Take the line that has "Parse this screenshot: output" and all the lines that come after it in the records, and write them out again exactly. Add no other line.

----

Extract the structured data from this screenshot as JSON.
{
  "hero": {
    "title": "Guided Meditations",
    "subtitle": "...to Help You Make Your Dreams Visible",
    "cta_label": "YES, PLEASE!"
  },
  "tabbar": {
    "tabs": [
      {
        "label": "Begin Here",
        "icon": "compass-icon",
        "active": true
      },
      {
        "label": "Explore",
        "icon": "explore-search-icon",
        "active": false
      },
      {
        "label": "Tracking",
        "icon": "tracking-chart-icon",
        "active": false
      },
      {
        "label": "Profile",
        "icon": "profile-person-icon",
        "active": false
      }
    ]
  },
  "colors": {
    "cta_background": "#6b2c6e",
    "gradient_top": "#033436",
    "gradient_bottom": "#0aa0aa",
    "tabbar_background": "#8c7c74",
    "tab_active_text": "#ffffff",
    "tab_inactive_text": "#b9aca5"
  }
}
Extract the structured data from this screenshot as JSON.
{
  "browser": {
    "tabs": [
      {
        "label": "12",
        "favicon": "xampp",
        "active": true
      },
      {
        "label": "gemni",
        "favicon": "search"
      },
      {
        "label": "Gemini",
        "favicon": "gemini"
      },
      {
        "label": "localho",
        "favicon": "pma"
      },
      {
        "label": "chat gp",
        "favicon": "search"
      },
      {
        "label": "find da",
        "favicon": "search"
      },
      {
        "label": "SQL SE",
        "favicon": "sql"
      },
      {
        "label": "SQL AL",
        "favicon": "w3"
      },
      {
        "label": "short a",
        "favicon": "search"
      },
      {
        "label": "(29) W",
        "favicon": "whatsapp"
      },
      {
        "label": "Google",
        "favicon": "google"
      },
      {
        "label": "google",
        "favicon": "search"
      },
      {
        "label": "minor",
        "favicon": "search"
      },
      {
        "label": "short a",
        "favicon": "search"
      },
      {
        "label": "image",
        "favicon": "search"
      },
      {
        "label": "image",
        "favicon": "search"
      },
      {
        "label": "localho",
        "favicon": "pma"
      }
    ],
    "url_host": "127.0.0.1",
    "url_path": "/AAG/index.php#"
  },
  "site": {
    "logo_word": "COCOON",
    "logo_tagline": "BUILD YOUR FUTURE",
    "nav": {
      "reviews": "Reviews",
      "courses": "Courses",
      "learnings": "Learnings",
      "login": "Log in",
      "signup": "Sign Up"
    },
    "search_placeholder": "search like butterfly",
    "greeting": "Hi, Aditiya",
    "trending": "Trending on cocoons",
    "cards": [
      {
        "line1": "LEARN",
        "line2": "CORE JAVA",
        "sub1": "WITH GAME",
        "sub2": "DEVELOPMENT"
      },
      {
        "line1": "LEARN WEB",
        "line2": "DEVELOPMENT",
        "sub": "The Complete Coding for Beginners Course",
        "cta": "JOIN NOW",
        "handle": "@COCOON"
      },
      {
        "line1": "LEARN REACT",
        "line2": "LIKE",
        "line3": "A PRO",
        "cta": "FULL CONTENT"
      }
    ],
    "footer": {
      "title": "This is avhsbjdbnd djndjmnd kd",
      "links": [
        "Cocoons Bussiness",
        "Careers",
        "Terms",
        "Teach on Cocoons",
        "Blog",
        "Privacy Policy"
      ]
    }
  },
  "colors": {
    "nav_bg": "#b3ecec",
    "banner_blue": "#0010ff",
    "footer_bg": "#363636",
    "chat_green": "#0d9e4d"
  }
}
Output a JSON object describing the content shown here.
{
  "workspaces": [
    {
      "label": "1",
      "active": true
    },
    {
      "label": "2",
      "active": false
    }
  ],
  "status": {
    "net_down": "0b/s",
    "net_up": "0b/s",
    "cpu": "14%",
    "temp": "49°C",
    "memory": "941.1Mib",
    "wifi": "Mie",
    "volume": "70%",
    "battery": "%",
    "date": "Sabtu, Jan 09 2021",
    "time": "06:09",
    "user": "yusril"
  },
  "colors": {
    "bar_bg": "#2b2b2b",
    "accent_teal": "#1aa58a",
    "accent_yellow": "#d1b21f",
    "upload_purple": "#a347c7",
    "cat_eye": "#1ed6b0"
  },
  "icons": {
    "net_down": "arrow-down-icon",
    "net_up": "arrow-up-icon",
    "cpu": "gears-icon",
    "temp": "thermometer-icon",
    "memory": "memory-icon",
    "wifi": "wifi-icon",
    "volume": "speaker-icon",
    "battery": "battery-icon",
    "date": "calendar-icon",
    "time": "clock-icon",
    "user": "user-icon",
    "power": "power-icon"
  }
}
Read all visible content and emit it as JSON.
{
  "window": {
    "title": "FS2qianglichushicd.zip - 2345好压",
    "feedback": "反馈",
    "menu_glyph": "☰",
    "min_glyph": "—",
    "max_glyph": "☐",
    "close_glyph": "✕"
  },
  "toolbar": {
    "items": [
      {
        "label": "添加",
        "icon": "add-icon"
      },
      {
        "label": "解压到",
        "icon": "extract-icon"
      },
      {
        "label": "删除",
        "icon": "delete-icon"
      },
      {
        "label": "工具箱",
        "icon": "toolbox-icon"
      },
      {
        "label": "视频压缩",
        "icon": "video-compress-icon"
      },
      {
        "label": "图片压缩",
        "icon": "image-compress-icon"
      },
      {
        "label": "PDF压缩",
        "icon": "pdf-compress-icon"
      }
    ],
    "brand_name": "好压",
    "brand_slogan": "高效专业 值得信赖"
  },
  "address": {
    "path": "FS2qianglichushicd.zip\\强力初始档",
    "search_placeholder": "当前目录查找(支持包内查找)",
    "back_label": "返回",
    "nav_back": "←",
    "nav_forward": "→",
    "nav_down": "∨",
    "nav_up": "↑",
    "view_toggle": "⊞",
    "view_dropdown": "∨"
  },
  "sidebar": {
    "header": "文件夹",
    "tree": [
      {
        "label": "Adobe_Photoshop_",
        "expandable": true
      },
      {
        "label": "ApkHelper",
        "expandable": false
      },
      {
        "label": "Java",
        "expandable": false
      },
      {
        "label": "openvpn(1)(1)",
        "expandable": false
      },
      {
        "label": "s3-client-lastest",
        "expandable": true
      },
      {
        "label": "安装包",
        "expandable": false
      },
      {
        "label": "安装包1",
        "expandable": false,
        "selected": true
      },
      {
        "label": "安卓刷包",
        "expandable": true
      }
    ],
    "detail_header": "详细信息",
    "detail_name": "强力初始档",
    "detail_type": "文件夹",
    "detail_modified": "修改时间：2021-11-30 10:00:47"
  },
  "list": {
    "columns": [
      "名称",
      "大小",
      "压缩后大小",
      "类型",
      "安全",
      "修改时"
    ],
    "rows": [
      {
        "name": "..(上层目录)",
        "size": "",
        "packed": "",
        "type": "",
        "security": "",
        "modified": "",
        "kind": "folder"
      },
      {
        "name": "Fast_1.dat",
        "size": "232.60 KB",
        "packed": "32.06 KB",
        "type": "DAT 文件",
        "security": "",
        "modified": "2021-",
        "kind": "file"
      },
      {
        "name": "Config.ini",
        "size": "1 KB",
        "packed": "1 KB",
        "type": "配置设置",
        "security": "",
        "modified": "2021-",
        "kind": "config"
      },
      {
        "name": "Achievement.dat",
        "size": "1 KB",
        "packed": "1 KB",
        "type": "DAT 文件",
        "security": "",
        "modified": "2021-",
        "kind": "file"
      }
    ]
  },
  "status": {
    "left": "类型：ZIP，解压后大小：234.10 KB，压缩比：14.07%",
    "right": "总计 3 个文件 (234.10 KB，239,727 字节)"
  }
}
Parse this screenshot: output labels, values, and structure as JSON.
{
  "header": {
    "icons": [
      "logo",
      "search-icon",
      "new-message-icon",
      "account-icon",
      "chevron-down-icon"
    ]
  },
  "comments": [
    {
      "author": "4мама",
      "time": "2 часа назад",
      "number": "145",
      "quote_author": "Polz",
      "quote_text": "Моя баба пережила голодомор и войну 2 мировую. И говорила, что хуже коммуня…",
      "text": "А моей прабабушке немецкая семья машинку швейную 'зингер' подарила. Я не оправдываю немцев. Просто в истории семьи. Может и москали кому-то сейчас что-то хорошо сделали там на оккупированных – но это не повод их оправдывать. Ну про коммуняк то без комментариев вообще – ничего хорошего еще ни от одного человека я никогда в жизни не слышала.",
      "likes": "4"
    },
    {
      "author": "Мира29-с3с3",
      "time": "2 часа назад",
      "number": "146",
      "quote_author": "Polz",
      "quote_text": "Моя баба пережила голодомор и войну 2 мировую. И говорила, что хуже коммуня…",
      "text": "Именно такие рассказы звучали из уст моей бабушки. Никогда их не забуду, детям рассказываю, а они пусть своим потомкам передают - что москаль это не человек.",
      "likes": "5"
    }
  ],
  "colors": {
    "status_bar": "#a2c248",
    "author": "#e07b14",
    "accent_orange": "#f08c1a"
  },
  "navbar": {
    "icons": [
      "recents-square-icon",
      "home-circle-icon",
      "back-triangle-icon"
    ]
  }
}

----

Output below:
Parse this screenshot: output labels, values, and structure as JSON.
{
  "header": {
    "icons": [
      "logo",
      "search-icon",
      "new-message-icon",
      "account-icon",
      "chevron-down-icon"
    ]
  },
  "comments": [
    {
      "author": "4мама",
      "time": "2 часа назад",
      "number": "145",
      "quote_author": "Polz",
      "quote_text": "Моя баба пережила голодомор и войну 2 мировую. И говорила, что хуже коммуня…",
      "text": "А моей прабабушке немецкая семья машинку швейную 'зингер' подарила. Я не оправдываю немцев. Просто в истории семьи. Может и москали кому-то сейчас что-то хорошо сделали там на оккупированных – но это не повод их оправдывать. Ну про коммуняк то без комментариев вообще – ничего хорошего еще ни от одного человека я никогда в жизни не слышала.",
      "likes": "4"
    },
    {
      "author": "Мира29-с3с3",
      "time": "2 часа назад",
      "number": "146",
      "quote_author": "Polz",
      "quote_text": "Моя баба пережила голодомор и войну 2 мировую. И говорила, что хуже коммуня…",
      "text": "Именно такие рассказы звучали из уст моей бабушки. Никогда их не забуду, детям рассказываю, а они пусть своим потомкам передают - что москаль это не человек.",
      "likes": "5"
    }
  ],
  "colors": {
    "status_bar": "#a2c248",
    "author": "#e07b14",
    "accent_orange": "#f08c1a"
  },
  "navbar": {
    "icons": [
      "recents-square-icon",
      "home-circle-icon",
      "back-triangle-icon"
    ]
  }
}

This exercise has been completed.